Unofficial poet laureate of Los Angeles Wanda Coleman. Photo by Carpendale.

Unofficial poet laureate of Los Angeles Wanda Coleman. Photo by Carpendale.

We don't hear much about the legacy of Santa Cruz poetry. It’s little wonder, between the majesty of the redwoods and the town’s deep-seated surf culture. But indeed, from 1972 to 1981 the city played host to the largest poetry festival in the nation. The very same grand ballroom in the Cocoanut Grove that will host Sunday’s Poetry Festival Santa Cruz once boasted the biggest names in poetry on its marquee. Bukowski, Burroughs and Ken Kesey all made an appearance. In fact, during one particularly tempestuous weekend, it fell to Allen Ginsberg to calm the crowd by leading them in “om”s when part of the stage collapsed. By once again turning Santa Cruz into the host of a world-class poetry event this weekend, the performers will not only forge a new path for themselves but also pay tribute to the city’s poetic tradition.

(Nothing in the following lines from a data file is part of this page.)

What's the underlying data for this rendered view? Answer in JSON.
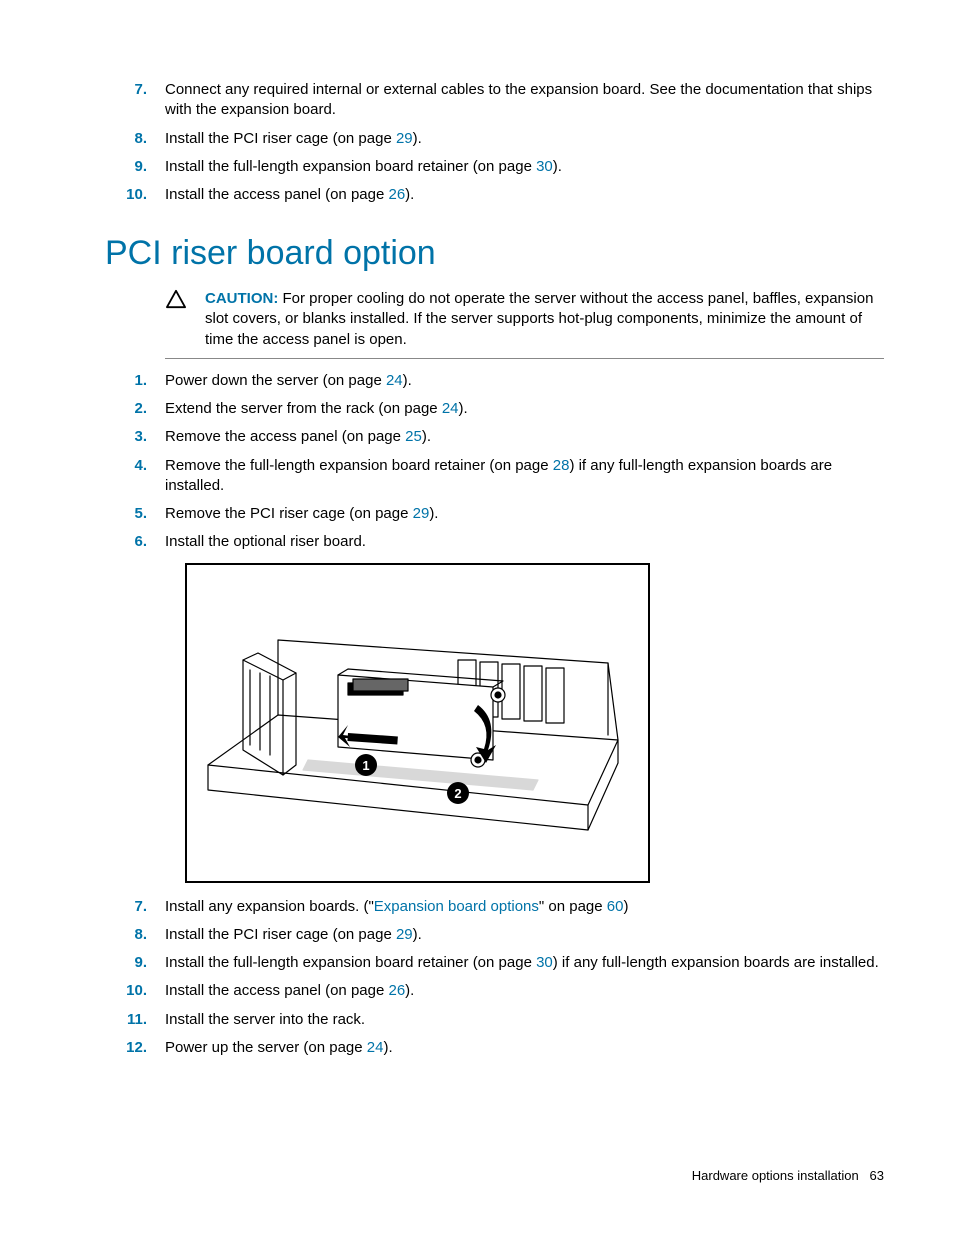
{
  "top_steps": [
    {
      "num": "7.",
      "segments": [
        {
          "t": "Connect any required internal or external cables to the expansion board. See the documentation that ships with the expansion board."
        }
      ]
    },
    {
      "num": "8.",
      "segments": [
        {
          "t": "Install the PCI riser cage (on page "
        },
        {
          "t": "29",
          "link": true
        },
        {
          "t": ")."
        }
      ]
    },
    {
      "num": "9.",
      "segments": [
        {
          "t": "Install the full-length expansion board retainer (on page "
        },
        {
          "t": "30",
          "link": true
        },
        {
          "t": ")."
        }
      ]
    },
    {
      "num": "10.",
      "segments": [
        {
          "t": "Install the access panel (on page "
        },
        {
          "t": "26",
          "link": true
        },
        {
          "t": ")."
        }
      ]
    }
  ],
  "section_title": "PCI riser board option",
  "caution": {
    "label": "CAUTION:",
    "text": " For proper cooling do not operate the server without the access panel, baffles, expansion slot covers, or blanks installed. If the server supports hot-plug components, minimize the amount of time the access panel is open."
  },
  "mid_steps": [
    {
      "num": "1.",
      "segments": [
        {
          "t": "Power down the server (on page "
        },
        {
          "t": "24",
          "link": true
        },
        {
          "t": ")."
        }
      ]
    },
    {
      "num": "2.",
      "segments": [
        {
          "t": "Extend the server from the rack (on page "
        },
        {
          "t": "24",
          "link": true
        },
        {
          "t": ")."
        }
      ]
    },
    {
      "num": "3.",
      "segments": [
        {
          "t": "Remove the access panel (on page "
        },
        {
          "t": "25",
          "link": true
        },
        {
          "t": ")."
        }
      ]
    },
    {
      "num": "4.",
      "segments": [
        {
          "t": "Remove the full-length expansion board retainer (on page "
        },
        {
          "t": "28",
          "link": true
        },
        {
          "t": ") if any full-length expansion boards are installed."
        }
      ]
    },
    {
      "num": "5.",
      "segments": [
        {
          "t": "Remove the PCI riser cage (on page "
        },
        {
          "t": "29",
          "link": true
        },
        {
          "t": ")."
        }
      ]
    },
    {
      "num": "6.",
      "segments": [
        {
          "t": "Install the optional riser board."
        }
      ]
    }
  ],
  "bottom_steps": [
    {
      "num": "7.",
      "segments": [
        {
          "t": "Install any expansion boards. (\""
        },
        {
          "t": "Expansion board options",
          "link": true
        },
        {
          "t": "\" on page "
        },
        {
          "t": "60",
          "link": true
        },
        {
          "t": ")"
        }
      ]
    },
    {
      "num": "8.",
      "segments": [
        {
          "t": "Install the PCI riser cage (on page "
        },
        {
          "t": "29",
          "link": true
        },
        {
          "t": ")."
        }
      ]
    },
    {
      "num": "9.",
      "segments": [
        {
          "t": "Install the full-length expansion board retainer (on page "
        },
        {
          "t": "30",
          "link": true
        },
        {
          "t": ") if any full-length expansion boards are installed."
        }
      ]
    },
    {
      "num": "10.",
      "segments": [
        {
          "t": "Install the access panel (on page "
        },
        {
          "t": "26",
          "link": true
        },
        {
          "t": ")."
        }
      ]
    },
    {
      "num": "11.",
      "segments": [
        {
          "t": "Install the server into the rack."
        }
      ]
    },
    {
      "num": "12.",
      "segments": [
        {
          "t": "Power up the server (on page "
        },
        {
          "t": "24",
          "link": true
        },
        {
          "t": ")."
        }
      ]
    }
  ],
  "diagram": {
    "callout1": "1",
    "callout2": "2"
  },
  "footer": {
    "section": "Hardware options installation",
    "page": "63"
  }
}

Organizing the festival is Daniel Yaryan, the tireless leader of Sparring With Beatnik Ghosts, a San Francisco–based poetry series. A native of Santa Cruz, Yaryan (who once worked as a sales rep for Santa Cruz Weekly) recently returned to his hometown from the Bay Area in order to better balance his obligations as a single father with his passion for producing poetry readings. Since its start in 2008 in the basement of the Li-Po lounge, a favorite San Francisco hangout of the first generation of Beat writers, SWBG has quickly become a favorite of both established and undiscovered writers because of its take-no-prisoners attitude and marathon reading sessions. Yaryan’s ambition is written all over it.

“There is no reason,” he says, “that poetry shouldn’t be as big as film or other types of media.” For him, bringing people together through live performance is an antidote against individually received mass culture. “Now more than ever,” he writes, “poets are needed to engage and inspire people that have fallen victim to the void.” Given the rapid expansion of SWBG —this year Yaryan will produce shows in Austin, Portland, Las Vegas, North Carolina and New York— the ambitious project seems thus far a worthy successor to the Beat legacy.

To be sure, not all of the so-called ghosts at this weekend’s festival will be of the ethereal variety. Some of the performers themselves emerged in the generation immediately following the titans of the beatnik genre. Chief among these living spirits is Jerry Kamstra, author of The Frisco Kid, veteran of the San Francisco poetry scene and a prior contributor to Sparring With Beatnik Ghosts’ many projects. Kamstra made a name for himself when he published Weed: Adventures of a Dope Smuggler, a book that placed him firmly within the beatnik tradition of flipping off the establishment.

In addition to regular headliners on the Santa Cruz circuit like Ellen Bass, Stephen Kessler and poet laureate Gary Young, the festival will also host Wanda Coleman. Known as the “unofficial poet laureate of Los Angeles,” she has described herself as being “in the ‘universal’ tradition of writers who concern themselves with the Truth—never mind that it is apt to hurt someone, in some way, most likely me.” A native of the Watts neighborhood, her poetry concerns itself with the trials of people who struggle every day just to get by. She has received grants from the National Endowment for the Arts and the Guggenheim Foundation. Her 1998 collection, Bathwater Wine, won the Lenore Marshall Poetry Prize, and she was a National Book Award finalist for her 2001 collection, Mercurochrome.

Perhaps the most familiar name to poetry scene newbies will be Doors keyboardist Ray Manzarek, who will perform with poet Michael C. Ford. Manzarek has previously collaborated with Beat poet Michael McClure, one of the most famous names to emerge from the first generation of Beats. Manzarek and Ford’s collaboration will be among the many multi-media acts in a festival that will seek to push the limits of genre by combining poetry with music, visual art and performance art. 

Finally, in keeping with a tradition of radical egalitarianism, this weekend will feature a whole slate of up-and-coming artists. One of the most radical among these is Quiet Lightning, a submission-based poetry series that allows literally anyone to submit a poem for reading. By eschewing the formal methods that sometimes allow writers to gain access to an audience, Quiet Lightning is able to keep an ear to the ground for writers whose talents have grown organically, and maybe identify the next great generation of poets.


Poetry Festival Santa Cruz

Sunday 3:30-9:30pm

Tickets $12.50 at